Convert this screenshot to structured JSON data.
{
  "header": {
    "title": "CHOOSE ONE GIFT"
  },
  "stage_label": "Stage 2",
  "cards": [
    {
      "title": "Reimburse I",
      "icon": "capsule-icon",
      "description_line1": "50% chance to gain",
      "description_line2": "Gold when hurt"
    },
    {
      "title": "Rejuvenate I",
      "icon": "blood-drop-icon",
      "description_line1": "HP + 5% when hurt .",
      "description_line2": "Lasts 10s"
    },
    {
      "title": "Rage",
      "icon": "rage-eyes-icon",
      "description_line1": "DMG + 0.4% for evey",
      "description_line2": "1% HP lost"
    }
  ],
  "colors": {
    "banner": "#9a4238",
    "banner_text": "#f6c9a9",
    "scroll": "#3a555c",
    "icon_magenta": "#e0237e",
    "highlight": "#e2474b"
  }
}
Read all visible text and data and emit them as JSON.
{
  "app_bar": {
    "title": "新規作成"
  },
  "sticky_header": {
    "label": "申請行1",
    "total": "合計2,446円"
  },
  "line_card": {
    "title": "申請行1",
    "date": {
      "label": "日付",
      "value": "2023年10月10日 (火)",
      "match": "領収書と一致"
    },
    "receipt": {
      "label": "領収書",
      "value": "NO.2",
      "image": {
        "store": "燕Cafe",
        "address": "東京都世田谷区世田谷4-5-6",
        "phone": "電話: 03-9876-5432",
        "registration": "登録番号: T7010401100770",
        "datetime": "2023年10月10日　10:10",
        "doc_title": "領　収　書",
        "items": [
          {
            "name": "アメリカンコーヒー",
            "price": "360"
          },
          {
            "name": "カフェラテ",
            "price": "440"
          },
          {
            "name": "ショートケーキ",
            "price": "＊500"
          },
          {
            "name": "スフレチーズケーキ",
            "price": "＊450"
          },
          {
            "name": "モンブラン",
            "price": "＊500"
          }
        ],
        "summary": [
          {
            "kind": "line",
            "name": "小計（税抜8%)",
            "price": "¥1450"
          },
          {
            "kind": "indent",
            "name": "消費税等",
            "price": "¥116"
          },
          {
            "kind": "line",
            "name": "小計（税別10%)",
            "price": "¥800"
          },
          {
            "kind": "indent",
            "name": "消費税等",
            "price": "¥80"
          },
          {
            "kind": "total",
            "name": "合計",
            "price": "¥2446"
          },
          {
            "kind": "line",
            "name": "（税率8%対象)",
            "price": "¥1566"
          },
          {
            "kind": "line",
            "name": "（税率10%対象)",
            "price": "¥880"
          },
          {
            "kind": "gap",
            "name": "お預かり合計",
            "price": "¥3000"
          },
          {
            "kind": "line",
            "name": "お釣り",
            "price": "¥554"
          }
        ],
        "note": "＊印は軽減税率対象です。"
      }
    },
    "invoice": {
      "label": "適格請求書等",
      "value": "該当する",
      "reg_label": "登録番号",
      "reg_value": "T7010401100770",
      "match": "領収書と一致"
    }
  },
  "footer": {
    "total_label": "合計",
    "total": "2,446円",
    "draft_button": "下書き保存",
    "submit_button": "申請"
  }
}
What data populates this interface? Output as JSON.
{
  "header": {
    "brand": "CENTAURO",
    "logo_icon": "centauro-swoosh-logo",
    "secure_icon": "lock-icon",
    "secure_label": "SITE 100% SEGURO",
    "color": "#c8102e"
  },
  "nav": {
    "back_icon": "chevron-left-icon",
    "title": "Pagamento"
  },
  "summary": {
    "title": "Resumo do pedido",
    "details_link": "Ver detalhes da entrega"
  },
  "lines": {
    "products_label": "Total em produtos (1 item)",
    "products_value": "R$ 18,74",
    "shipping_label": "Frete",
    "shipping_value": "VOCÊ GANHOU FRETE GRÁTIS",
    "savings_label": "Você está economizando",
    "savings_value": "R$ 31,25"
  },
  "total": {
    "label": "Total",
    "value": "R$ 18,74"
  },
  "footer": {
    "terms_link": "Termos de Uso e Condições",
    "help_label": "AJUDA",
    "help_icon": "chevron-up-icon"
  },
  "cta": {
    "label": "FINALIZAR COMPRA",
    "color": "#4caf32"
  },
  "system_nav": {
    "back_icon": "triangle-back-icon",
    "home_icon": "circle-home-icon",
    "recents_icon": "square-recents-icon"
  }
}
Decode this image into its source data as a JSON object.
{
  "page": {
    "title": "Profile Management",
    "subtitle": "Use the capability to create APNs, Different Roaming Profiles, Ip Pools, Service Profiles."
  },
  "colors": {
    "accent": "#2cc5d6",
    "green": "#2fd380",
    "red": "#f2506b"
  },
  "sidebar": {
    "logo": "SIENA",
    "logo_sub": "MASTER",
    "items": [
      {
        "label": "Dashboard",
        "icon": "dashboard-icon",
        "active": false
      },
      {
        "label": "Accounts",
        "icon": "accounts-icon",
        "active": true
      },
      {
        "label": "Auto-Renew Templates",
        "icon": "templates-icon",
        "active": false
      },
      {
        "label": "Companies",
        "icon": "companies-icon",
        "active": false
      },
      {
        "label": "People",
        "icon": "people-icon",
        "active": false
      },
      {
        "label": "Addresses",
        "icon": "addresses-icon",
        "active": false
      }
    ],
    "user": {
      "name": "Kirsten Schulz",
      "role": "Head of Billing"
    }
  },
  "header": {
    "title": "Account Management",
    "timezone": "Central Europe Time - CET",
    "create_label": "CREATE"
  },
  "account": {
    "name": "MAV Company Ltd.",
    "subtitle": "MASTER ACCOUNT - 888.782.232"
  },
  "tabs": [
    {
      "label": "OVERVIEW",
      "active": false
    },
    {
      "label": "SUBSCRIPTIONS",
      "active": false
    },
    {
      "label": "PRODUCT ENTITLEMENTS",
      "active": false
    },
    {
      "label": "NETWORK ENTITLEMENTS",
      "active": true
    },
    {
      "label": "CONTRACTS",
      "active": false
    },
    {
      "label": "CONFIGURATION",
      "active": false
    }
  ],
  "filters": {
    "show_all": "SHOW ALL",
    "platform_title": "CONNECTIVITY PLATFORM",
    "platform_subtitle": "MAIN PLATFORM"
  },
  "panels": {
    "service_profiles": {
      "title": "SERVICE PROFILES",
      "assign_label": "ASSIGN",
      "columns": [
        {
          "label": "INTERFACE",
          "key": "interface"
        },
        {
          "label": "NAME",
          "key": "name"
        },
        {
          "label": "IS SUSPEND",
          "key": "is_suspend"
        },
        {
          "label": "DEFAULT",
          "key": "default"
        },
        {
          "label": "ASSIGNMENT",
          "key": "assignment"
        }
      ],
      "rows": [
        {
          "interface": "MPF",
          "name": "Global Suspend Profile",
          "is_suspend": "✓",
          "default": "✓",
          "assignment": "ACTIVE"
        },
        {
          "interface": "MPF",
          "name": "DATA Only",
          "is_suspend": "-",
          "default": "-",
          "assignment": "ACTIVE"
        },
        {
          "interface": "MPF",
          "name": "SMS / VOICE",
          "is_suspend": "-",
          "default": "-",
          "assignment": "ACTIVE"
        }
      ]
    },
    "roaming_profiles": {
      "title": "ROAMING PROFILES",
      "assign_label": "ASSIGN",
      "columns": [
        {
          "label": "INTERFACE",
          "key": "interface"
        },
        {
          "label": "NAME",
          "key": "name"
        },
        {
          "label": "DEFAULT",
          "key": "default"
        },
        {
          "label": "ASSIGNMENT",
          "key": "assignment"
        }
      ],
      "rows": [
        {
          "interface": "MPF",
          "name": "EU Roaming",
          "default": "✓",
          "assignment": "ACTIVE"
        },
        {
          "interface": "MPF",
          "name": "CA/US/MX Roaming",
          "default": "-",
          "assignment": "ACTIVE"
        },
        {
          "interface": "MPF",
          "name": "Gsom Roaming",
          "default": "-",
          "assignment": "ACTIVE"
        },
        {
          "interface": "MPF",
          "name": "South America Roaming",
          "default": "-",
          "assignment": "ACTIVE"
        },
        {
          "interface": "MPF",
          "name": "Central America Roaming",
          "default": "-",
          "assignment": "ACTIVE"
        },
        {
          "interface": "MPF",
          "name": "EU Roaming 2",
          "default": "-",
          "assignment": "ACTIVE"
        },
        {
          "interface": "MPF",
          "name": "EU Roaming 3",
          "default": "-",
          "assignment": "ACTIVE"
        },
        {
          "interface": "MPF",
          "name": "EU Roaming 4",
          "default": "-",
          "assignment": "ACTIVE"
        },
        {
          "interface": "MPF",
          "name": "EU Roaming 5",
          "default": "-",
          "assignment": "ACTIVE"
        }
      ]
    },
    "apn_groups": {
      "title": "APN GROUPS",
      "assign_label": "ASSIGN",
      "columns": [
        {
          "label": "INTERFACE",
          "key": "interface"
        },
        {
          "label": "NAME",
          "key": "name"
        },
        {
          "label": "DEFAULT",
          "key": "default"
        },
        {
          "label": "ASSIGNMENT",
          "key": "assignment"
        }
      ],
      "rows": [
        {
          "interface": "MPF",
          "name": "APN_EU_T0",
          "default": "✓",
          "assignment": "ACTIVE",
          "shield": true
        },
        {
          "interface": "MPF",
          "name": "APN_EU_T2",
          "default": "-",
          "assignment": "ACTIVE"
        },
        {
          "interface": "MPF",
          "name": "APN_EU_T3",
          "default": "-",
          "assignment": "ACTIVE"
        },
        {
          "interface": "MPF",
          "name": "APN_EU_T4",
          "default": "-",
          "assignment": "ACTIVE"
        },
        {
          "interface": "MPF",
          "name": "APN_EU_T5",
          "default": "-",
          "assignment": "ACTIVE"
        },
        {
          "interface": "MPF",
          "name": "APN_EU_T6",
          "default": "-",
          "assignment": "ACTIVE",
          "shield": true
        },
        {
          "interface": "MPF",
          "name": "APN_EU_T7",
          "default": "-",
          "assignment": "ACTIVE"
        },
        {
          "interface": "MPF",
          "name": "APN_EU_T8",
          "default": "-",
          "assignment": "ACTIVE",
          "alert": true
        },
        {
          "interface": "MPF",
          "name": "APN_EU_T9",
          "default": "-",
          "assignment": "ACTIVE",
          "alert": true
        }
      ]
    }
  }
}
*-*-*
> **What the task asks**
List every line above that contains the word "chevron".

> **Solved exercise**
    "back_icon": "chevron-left-icon",
    "help_icon": "chevron-up-icon"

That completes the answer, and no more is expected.